◆ Your instructions:
Every line below should be duplicated exactly.
◇ ◇ ◇ ◇ ◇ ◇ ◇
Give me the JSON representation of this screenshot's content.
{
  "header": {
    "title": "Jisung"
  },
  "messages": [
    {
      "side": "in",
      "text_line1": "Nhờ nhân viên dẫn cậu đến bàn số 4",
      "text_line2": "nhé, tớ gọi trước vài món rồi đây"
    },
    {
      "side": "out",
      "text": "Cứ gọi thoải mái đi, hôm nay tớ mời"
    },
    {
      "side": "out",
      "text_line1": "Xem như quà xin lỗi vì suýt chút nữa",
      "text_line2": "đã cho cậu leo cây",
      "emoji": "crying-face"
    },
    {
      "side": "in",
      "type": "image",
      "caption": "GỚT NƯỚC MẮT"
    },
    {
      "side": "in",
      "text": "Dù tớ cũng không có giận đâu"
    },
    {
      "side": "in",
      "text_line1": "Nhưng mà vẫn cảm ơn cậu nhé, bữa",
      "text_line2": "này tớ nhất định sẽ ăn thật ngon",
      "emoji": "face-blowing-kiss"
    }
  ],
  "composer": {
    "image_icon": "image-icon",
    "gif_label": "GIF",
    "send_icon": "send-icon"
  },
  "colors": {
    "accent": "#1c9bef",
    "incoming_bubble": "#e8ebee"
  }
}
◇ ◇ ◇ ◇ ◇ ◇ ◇
◆ Solution to the exercise:
Give me the JSON representation of this screenshot's content.
{
  "header": {
    "title": "Jisung"
  },
  "messages": [
    {
      "side": "in",
      "text_line1": "Nhờ nhân viên dẫn cậu đến bàn số 4",
      "text_line2": "nhé, tớ gọi trước vài món rồi đây"
    },
    {
      "side": "out",
      "text": "Cứ gọi thoải mái đi, hôm nay tớ mời"
    },
    {
      "side": "out",
      "text_line1": "Xem như quà xin lỗi vì suýt chút nữa",
      "text_line2": "đã cho cậu leo cây",
      "emoji": "crying-face"
    },
    {
      "side": "in",
      "type": "image",
      "caption": "GỚT NƯỚC MẮT"
    },
    {
      "side": "in",
      "text": "Dù tớ cũng không có giận đâu"
    },
    {
      "side": "in",
      "text_line1": "Nhưng mà vẫn cảm ơn cậu nhé, bữa",
      "text_line2": "này tớ nhất định sẽ ăn thật ngon",
      "emoji": "face-blowing-kiss"
    }
  ],
  "composer": {
    "image_icon": "image-icon",
    "gif_label": "GIF",
    "send_icon": "send-icon"
  },
  "colors": {
    "accent": "#1c9bef",
    "incoming_bubble": "#e8ebee"
  }
}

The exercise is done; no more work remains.